To that end, this weekend California Gov. Jerry Brown signed legislation requiring Californian police departments to collect and publicize the racial makeup of all those they interact with, according to the Los Angeles Times.

The law was written by Assemblywoman Shirley Weber in response to police shootings of unarmed black men, with the goal of protecting people of color from racial profiling. But many law enforcement organizations and individuals are pushing back.  “It’s a terrible piece of legislation,” said Lt. Steve James, president of the Long Beach Police Officers Assn, to the LA Times. His sentiments reflected those of many officers who feel this law will just add more work to their plates. “We have contact with the public all the time that requires no documentation, no paperwork,” he said. “Now, the amount of time we have to spend doing documentation and paperwork has gone up. The time doing menial tasks has gone up.”

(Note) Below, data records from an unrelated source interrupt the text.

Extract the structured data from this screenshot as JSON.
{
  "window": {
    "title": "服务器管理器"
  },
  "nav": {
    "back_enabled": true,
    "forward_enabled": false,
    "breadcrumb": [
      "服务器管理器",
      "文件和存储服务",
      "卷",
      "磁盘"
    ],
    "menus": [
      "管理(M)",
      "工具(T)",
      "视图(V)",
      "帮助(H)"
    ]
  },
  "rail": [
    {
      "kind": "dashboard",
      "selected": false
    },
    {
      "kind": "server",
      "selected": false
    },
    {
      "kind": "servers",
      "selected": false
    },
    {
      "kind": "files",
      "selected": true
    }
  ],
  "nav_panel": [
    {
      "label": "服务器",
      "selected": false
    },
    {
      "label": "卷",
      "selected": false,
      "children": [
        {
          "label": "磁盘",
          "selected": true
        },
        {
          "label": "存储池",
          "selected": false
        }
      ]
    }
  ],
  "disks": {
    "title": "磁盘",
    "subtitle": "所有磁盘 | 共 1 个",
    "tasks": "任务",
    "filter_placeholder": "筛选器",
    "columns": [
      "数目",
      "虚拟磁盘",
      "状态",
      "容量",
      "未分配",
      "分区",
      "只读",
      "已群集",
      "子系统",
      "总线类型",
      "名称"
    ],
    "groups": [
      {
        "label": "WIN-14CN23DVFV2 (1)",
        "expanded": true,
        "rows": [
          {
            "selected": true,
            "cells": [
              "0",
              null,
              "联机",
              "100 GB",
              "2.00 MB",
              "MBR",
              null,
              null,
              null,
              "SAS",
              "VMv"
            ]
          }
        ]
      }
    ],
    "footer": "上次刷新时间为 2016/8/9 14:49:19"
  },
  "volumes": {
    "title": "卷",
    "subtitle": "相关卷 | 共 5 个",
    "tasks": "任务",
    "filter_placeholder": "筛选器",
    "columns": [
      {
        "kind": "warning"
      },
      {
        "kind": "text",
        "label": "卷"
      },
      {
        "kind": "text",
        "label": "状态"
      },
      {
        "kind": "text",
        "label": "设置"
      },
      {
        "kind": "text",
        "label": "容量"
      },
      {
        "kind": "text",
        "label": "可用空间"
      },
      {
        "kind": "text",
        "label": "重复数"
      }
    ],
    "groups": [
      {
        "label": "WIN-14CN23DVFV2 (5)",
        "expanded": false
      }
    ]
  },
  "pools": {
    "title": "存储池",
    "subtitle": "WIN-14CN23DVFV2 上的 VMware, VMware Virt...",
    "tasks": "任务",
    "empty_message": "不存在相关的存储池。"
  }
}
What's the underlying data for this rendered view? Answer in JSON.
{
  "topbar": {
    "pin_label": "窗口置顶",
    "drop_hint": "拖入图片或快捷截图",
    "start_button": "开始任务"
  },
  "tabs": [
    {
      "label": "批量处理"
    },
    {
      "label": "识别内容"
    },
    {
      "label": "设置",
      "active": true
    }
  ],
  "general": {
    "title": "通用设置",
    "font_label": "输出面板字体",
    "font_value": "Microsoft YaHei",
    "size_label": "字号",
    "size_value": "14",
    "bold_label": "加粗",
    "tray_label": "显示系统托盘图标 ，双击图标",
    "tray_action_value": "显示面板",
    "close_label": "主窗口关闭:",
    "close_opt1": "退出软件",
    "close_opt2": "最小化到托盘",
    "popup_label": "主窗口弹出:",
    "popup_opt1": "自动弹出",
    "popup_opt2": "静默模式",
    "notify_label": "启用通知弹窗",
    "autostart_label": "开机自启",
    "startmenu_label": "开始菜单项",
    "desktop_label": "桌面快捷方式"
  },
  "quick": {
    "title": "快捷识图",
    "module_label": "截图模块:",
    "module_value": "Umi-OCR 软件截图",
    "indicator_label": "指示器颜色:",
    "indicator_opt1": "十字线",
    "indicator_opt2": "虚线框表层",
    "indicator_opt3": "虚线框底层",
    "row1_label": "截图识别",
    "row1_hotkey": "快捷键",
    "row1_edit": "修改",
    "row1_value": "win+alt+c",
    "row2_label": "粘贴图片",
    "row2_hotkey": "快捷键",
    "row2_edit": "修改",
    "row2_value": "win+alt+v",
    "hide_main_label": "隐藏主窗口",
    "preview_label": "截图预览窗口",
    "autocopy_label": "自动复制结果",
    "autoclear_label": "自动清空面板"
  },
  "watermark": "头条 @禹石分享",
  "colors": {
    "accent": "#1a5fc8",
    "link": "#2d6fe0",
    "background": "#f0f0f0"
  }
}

James also argued that the law was unnecessary because there is no racial profiling. To which POCs were like,


Data collected by the attorney general’s office does not support James’ claims. Six percent of Californians are African-Americans, but they account for 17 percent of arrests, according to The Associated Press.

AB953 not only requires police officers to identify the races of those they stop, they also have to explain why they were stopped and if the interaction ended in an arrest or citation. The attorney general will also need to start an advisory board to further look into the issue of racial profiling, and to give officers the tools to avoid doing it in the future. The law will go into effect by April 2019 for bigger departments, and by April 2023 for everyone.

Because of last year’s shooting death of 18-year-old Michael Brown by a police officer, 40 bills have been proposed across 24 states to deal with this issue.